WORK REQUEST: Every line of the listing is to be returned exactly as given.

Segment Open

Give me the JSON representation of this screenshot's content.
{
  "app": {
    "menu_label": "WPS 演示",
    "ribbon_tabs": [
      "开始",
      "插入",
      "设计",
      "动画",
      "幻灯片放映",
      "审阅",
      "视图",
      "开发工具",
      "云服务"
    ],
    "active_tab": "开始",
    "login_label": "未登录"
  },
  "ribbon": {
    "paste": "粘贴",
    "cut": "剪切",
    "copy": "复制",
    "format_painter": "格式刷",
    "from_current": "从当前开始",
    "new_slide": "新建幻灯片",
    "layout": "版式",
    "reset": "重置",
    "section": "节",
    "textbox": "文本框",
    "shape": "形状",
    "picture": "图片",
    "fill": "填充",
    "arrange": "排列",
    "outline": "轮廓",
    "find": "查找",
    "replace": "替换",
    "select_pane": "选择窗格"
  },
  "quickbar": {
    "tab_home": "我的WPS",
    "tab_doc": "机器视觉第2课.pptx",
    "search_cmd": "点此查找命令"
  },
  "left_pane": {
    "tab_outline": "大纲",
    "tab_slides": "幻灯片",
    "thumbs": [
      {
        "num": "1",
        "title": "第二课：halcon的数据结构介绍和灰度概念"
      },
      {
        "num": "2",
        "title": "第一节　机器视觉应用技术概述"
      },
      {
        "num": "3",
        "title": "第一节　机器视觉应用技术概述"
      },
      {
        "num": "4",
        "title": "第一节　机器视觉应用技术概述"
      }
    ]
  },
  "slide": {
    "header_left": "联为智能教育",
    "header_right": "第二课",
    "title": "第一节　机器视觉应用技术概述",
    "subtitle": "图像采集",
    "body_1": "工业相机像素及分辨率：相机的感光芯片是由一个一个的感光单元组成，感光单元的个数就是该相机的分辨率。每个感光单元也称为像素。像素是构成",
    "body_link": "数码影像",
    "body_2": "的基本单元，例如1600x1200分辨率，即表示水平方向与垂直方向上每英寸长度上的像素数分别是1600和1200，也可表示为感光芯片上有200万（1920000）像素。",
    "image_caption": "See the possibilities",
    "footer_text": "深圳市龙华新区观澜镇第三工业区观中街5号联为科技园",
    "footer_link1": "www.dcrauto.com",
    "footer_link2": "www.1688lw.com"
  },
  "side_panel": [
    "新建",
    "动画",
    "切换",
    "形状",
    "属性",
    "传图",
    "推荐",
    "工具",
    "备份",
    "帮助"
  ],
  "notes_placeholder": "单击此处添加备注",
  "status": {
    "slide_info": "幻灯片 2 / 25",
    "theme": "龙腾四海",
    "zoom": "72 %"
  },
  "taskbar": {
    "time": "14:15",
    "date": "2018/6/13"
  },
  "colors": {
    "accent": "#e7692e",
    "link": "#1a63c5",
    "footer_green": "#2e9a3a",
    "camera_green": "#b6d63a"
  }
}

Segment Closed

WRITTEN RESPONSE:
Give me the JSON representation of this screenshot's content.
{
  "app": {
    "menu_label": "WPS 演示",
    "ribbon_tabs": [
      "开始",
      "插入",
      "设计",
      "动画",
      "幻灯片放映",
      "审阅",
      "视图",
      "开发工具",
      "云服务"
    ],
    "active_tab": "开始",
    "login_label": "未登录"
  },
  "ribbon": {
    "paste": "粘贴",
    "cut": "剪切",
    "copy": "复制",
    "format_painter": "格式刷",
    "from_current": "从当前开始",
    "new_slide": "新建幻灯片",
    "layout": "版式",
    "reset": "重置",
    "section": "节",
    "textbox": "文本框",
    "shape": "形状",
    "picture": "图片",
    "fill": "填充",
    "arrange": "排列",
    "outline": "轮廓",
    "find": "查找",
    "replace": "替换",
    "select_pane": "选择窗格"
  },
  "quickbar": {
    "tab_home": "我的WPS",
    "tab_doc": "机器视觉第2课.pptx",
    "search_cmd": "点此查找命令"
  },
  "left_pane": {
    "tab_outline": "大纲",
    "tab_slides": "幻灯片",
    "thumbs": [
      {
        "num": "1",
        "title": "第二课：halcon的数据结构介绍和灰度概念"
      },
      {
        "num": "2",
        "title": "第一节　机器视觉应用技术概述"
      },
      {
        "num": "3",
        "title": "第一节　机器视觉应用技术概述"
      },
      {
        "num": "4",
        "title": "第一节　机器视觉应用技术概述"
      }
    ]
  },
  "slide": {
    "header_left": "联为智能教育",
    "header_right": "第二课",
    "title": "第一节　机器视觉应用技术概述",
    "subtitle": "图像采集",
    "body_1": "工业相机像素及分辨率：相机的感光芯片是由一个一个的感光单元组成，感光单元的个数就是该相机的分辨率。每个感光单元也称为像素。像素是构成",
    "body_link": "数码影像",
    "body_2": "的基本单元，例如1600x1200分辨率，即表示水平方向与垂直方向上每英寸长度上的像素数分别是1600和1200，也可表示为感光芯片上有200万（1920000）像素。",
    "image_caption": "See the possibilities",
    "footer_text": "深圳市龙华新区观澜镇第三工业区观中街5号联为科技园",
    "footer_link1": "www.dcrauto.com",
    "footer_link2": "www.1688lw.com"
  },
  "side_panel": [
    "新建",
    "动画",
    "切换",
    "形状",
    "属性",
    "传图",
    "推荐",
    "工具",
    "备份",
    "帮助"
  ],
  "notes_placeholder": "单击此处添加备注",
  "status": {
    "slide_info": "幻灯片 2 / 25",
    "theme": "龙腾四海",
    "zoom": "72 %"
  },
  "taskbar": {
    "time": "14:15",
    "date": "2018/6/13"
  },
  "colors": {
    "accent": "#e7692e",
    "link": "#1a63c5",
    "footer_green": "#2e9a3a",
    "camera_green": "#b6d63a"
  }
}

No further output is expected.